It’s not easy being the servant of two masters, but it makes for a lot of wacky fun! Beit Lessin’s production of Goldoni’s play, directed by Udi Ben Moshe, is marked by exuberant physical comedy and hilarious performances by the entire cast.
Carlo Goldoni’s The Servant of Two Masters draws on the Commedia dell’arte, a theatrical form which relies on stock characters whose persona moves the plot along: Pantalone, the rich, miserly, greedy old man, the lovers and of course, the servants, who constantly trick the masters and steal the show. Traditionally, these characters were performed with masks; Goldoni took off the masks and let his characters develop beyond the archetypes. The plot is romantic and complicated, with many obstacles along the way.
Pantalone’s daughter Clarissa and Dr. Lombardi’s son Silvio are in love, but Pantalone has promised Clarissa to his business partner, Federigo Rasponi. As luck would have it, Rasponi has been killed in a fight, and the play opens with the young lovers’ engagement. In the midst of the celebrations a stranger arrives and announces that he is Truffaldino, the servant of Rasponi, who is alive and well and newly arrived in town. Cue major freaking out and mayhem. But that’s not all… there’s at least one more pair of lovers in trouble, and another stranger arriving in town. The play of hidden identities, intrigue and conflicting loyalties make a very entertaining show.
At the center of it all is Truffaldino (Yaniv Biton), whose character is based on Arlecchino (Harlequin), the trickster comic servant known for his verbal and physical agility.
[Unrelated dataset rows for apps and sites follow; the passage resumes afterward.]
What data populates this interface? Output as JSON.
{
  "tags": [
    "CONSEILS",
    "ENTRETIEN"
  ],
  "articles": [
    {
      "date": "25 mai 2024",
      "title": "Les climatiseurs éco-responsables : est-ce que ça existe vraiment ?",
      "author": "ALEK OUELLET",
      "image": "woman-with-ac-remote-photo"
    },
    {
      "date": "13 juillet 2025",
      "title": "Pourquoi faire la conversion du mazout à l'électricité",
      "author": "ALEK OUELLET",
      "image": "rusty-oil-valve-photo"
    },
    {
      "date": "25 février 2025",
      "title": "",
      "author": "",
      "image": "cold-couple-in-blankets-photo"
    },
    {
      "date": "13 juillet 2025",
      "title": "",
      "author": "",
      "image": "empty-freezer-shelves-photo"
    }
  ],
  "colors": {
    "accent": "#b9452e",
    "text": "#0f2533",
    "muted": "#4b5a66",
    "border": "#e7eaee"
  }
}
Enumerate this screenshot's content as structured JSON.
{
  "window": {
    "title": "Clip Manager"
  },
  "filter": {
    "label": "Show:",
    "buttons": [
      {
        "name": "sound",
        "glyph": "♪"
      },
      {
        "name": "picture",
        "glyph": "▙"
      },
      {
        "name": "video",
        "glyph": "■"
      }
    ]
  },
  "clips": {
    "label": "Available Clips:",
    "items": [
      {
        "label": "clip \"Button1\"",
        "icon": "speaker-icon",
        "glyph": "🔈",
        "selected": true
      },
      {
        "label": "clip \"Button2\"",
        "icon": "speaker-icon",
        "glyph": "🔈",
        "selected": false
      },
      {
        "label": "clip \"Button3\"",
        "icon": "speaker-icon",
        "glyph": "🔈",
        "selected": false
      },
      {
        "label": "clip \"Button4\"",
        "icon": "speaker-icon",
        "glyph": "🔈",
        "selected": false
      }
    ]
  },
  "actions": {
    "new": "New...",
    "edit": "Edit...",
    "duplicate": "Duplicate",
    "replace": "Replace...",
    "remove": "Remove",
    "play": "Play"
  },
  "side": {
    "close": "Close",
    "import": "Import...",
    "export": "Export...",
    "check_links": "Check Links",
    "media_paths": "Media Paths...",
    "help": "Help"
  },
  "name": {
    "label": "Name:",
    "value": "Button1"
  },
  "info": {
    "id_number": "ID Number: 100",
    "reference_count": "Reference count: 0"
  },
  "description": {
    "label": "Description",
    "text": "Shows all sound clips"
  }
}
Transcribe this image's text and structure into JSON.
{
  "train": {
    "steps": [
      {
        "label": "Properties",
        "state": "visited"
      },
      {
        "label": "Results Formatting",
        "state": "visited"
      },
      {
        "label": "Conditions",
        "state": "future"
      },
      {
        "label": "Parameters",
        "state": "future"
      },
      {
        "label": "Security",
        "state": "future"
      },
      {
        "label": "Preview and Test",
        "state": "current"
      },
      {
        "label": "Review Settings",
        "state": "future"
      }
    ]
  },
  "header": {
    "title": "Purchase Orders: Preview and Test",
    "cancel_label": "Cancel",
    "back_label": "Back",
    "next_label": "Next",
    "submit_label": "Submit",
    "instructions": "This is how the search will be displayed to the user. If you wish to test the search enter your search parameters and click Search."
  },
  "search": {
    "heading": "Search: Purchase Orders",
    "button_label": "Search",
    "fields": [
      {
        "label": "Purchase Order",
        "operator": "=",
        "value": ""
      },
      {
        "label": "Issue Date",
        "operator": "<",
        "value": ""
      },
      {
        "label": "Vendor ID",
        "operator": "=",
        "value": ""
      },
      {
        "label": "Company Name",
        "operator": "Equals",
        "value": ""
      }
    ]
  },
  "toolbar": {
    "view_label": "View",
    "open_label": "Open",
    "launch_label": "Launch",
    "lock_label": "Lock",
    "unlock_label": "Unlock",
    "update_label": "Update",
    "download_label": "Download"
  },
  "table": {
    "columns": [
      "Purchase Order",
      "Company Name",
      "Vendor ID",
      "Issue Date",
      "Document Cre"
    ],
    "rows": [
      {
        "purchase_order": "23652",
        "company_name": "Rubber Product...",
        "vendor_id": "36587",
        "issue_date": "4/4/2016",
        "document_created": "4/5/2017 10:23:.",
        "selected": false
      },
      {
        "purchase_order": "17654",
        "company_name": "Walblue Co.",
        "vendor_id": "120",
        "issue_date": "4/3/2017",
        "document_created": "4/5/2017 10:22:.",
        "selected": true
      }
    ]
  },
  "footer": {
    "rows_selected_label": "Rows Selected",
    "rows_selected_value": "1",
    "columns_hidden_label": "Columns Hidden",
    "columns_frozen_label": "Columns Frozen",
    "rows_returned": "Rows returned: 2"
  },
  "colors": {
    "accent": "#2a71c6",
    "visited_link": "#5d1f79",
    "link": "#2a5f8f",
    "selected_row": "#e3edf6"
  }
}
Arlecchino is typically recognized by his colorful costume of diamonds in a repeating pattern, echoed here in Svetalana Berger’s deceptively simple set design, with its lively orange and yellow Harlequin pattern. Yaniv Biton’s Truffaldino is attired in a more typical contemporary Middle Eastern style, he looks like the kind of guy you might find hanging out on one of Tel Aviv’s beaches, bars or falafel stands. Biton is quicksilver, as swift on his feet as he is with the one-liners he tosses out with impeccable timing and a look of innocence. His verbal acrobatics are laugh-out-loud funny and have a very spontaneous feel. His antics are hilarious, and his agility in the lunch scene impressive. Biton is a delight!
The servants are key elements in this comic world and Shiran Huberman’s Smeraldina is very funny and brings a note of sweetness to her role as Pantalone’s servant. Liron Baranes strikes an imposing figure as Florindo, and is then all the more hilarious as he beats his servant Truffaldino to the tune of Hey Mambo, or expresses his grief in another musical sequence, this time to Puccini’s Nessun Dorma.
The Servant of Two Masters
By Carlo Goldoni; Hebrew version by Nissim Aloni; Directed by Udi Ben Moshe; Set design: Svetlana Berger; Costume design: Orna Smorgonsky; Music: Asaf Roth; Lighting design: Ziv Voloshin; Movement direction: Ariel Wolf; Assistant director: Cnaan Eliel; Cast: Yaniv Biton – Truffaldino, Liron Baranes – Florindo Aretusi, Yuval Yanai – Pantalone, Sivan Sasson – Beatrice Rasponi, Ofir Weil – Dr. Lombardi, Shiran Huberman – Smeraldina, Yotam Kushnir – Silvio, Yael Sztulman – Clarice, Gal Dorenfeld – First Waiter/First Porter, Adi Zak – Second Waiter/Second Porter.